Saved data entries

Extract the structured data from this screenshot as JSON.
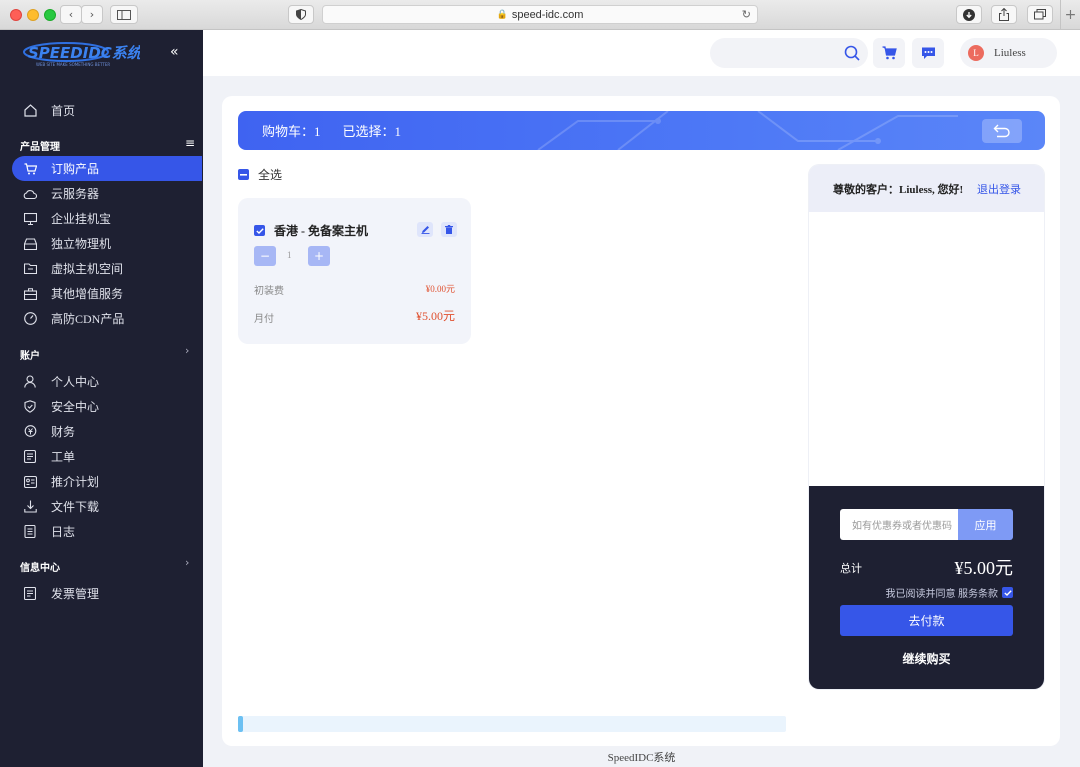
{
  "browser": {
    "url": "speed-idc.com"
  },
  "logo": {
    "text": "SPEEDIDC系统",
    "subtitle": "WEB SITE MAKE SOMETHING BETTER"
  },
  "sidebar": {
    "home": "首页",
    "section_products": "产品管理",
    "product_items": [
      {
        "label": "订购产品",
        "icon": "cart-icon",
        "active": true
      },
      {
        "label": "云服务器",
        "icon": "cloud-icon"
      },
      {
        "label": "企业挂机宝",
        "icon": "monitor-icon"
      },
      {
        "label": "独立物理机",
        "icon": "server-icon"
      },
      {
        "label": "虚拟主机空间",
        "icon": "folder-icon"
      },
      {
        "label": "其他增值服务",
        "icon": "briefcase-icon"
      },
      {
        "label": "高防CDN产品",
        "icon": "gauge-icon"
      }
    ],
    "section_account": "账户",
    "account_items": [
      {
        "label": "个人中心",
        "icon": "user-icon"
      },
      {
        "label": "安全中心",
        "icon": "shield-icon"
      },
      {
        "label": "财务",
        "icon": "finance-icon"
      },
      {
        "label": "工单",
        "icon": "ticket-icon"
      },
      {
        "label": "推介计划",
        "icon": "referral-icon"
      },
      {
        "label": "文件下载",
        "icon": "download-icon"
      },
      {
        "label": "日志",
        "icon": "log-icon"
      }
    ],
    "section_info": "信息中心",
    "info_items": [
      {
        "label": "发票管理",
        "icon": "invoice-icon"
      }
    ]
  },
  "header": {
    "username": "Liuless",
    "avatar_letter": "L",
    "search_placeholder": ""
  },
  "cart": {
    "count_label": "购物车：1",
    "selected_label": "已选择：1",
    "select_all": "全选",
    "item": {
      "name": "香港 - 免备案主机",
      "quantity": "1",
      "setup_label": "初装费",
      "setup_price": "¥0.00元",
      "cycle_label": "月付",
      "cycle_price": "¥5.00元"
    }
  },
  "summary": {
    "greeting": "尊敬的客户：Liuless, 您好!",
    "logout": "退出登录",
    "coupon_placeholder": "如有优惠券或者优惠码",
    "apply": "应用",
    "total_label": "总计",
    "total_value": "¥5.00元",
    "agree_text": "我已阅读并同意 服务条款",
    "pay_button": "去付款",
    "continue": "继续购买"
  },
  "progress": {
    "fraction": 0.01
  },
  "footer": {
    "text": "SpeedIDC系统"
  },
  "colors": {
    "accent": "#3656e8",
    "sidebar": "#1e2032",
    "price": "#e0502f"
  }
}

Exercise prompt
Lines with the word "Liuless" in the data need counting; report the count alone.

Result of this task
2